I would have said, for example, that my mother thought truth and the telling thereof to be important. Honesty, integrity, and trying to live your ideals - well, I had thought that for the most part, I'd gotten at least the foundation of my thoughts on these things from her. Yet Bush is an egregious[*] liar even for a politician, and she voted for him.
This leads me to one of two places - and in both of them I've misunderstood the value of truth. Either locally in my mother's schema (which I had accepted as essentially mine, although we differ wildly in the details of what we consider to be true), or globally in terms of truth being of importance and fairly universal value. In both cases I feel a trifle smacked upside of the head.
Human rights, women's rights, civil liberties - I had thought there was some general agreement between myself and the body politic at large on these issues. Now I'm much less certain. It is the shrinking of that perceived common ground that makes me so uncomfortable, I think. How do you engage someone in debate about the relative value of human life/lives if you don't have a reasonably similar definition of what constitutes human?

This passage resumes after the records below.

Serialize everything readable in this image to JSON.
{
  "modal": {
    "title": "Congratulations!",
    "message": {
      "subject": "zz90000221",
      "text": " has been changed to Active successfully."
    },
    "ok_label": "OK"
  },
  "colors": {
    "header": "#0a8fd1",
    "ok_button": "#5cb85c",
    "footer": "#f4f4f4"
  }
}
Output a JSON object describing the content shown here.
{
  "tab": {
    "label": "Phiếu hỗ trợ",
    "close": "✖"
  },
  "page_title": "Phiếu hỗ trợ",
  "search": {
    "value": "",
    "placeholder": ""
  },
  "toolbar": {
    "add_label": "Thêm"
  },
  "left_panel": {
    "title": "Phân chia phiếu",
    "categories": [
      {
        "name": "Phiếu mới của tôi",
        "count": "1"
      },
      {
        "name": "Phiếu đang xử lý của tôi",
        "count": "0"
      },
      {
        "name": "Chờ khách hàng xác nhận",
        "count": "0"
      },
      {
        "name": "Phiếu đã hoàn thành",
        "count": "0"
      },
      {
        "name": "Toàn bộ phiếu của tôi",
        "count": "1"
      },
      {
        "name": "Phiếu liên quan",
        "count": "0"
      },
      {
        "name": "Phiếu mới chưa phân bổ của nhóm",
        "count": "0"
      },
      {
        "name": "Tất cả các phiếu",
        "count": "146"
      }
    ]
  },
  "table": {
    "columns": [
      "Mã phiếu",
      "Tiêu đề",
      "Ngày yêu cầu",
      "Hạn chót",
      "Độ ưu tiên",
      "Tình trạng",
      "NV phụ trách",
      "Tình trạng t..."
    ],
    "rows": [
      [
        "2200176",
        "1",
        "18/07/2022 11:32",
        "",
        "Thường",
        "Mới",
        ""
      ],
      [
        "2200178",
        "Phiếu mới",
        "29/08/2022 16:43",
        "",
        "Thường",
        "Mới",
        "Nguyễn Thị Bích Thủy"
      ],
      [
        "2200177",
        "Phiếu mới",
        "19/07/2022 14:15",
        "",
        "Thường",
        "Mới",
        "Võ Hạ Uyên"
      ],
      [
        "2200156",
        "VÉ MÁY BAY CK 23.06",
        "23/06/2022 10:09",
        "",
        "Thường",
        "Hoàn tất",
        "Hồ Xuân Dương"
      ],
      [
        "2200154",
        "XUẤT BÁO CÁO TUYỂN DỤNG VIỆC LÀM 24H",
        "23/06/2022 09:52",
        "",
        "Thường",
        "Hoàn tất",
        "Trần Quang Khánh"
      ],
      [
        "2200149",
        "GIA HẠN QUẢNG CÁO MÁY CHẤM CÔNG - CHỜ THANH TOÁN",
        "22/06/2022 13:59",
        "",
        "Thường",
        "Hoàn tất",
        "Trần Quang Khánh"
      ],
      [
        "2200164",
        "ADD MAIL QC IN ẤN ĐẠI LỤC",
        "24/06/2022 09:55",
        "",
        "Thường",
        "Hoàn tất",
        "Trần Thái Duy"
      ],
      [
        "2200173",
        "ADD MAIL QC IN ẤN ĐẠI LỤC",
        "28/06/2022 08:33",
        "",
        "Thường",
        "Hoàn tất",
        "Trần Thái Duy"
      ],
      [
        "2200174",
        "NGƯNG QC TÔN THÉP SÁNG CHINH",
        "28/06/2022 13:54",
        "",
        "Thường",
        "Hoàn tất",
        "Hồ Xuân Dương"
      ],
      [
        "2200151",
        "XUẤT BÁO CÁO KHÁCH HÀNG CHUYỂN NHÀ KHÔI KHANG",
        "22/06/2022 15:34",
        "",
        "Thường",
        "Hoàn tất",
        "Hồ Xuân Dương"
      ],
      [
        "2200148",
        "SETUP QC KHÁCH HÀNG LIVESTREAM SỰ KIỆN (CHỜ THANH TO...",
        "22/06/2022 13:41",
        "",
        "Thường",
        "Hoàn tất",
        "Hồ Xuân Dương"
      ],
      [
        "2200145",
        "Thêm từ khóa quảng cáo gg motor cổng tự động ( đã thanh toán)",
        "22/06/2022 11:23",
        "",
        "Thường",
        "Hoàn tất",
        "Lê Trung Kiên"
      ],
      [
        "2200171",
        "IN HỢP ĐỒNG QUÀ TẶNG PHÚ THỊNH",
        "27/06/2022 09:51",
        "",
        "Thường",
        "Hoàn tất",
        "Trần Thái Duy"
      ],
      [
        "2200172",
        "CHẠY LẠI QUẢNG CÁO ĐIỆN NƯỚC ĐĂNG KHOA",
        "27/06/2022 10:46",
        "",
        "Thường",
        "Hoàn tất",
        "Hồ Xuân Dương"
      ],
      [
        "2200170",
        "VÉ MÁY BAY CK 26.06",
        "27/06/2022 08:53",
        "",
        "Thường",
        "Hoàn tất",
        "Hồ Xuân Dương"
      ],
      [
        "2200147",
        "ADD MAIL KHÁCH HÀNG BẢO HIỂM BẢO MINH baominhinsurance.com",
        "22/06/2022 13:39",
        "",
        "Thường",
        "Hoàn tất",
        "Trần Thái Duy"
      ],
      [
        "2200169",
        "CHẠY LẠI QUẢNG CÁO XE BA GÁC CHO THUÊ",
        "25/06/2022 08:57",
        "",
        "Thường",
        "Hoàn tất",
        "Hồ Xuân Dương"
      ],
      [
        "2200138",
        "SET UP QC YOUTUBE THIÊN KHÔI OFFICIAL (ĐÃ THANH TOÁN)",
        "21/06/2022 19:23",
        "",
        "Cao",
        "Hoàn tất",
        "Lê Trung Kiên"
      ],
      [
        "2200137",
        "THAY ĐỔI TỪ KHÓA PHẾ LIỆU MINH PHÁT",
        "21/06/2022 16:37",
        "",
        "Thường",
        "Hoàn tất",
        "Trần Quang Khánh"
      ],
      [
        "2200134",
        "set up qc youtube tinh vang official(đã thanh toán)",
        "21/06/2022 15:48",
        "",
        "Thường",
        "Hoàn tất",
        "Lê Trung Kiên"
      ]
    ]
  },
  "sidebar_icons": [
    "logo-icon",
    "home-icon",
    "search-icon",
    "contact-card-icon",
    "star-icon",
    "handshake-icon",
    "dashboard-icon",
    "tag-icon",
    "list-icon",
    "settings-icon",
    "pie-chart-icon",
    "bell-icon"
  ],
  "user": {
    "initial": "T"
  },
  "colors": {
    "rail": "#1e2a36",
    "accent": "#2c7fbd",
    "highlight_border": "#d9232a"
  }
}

[*] I'm the one who says "How can you tell a politician is lying? His lips are moving." So egregious in this case is even more severe than usual.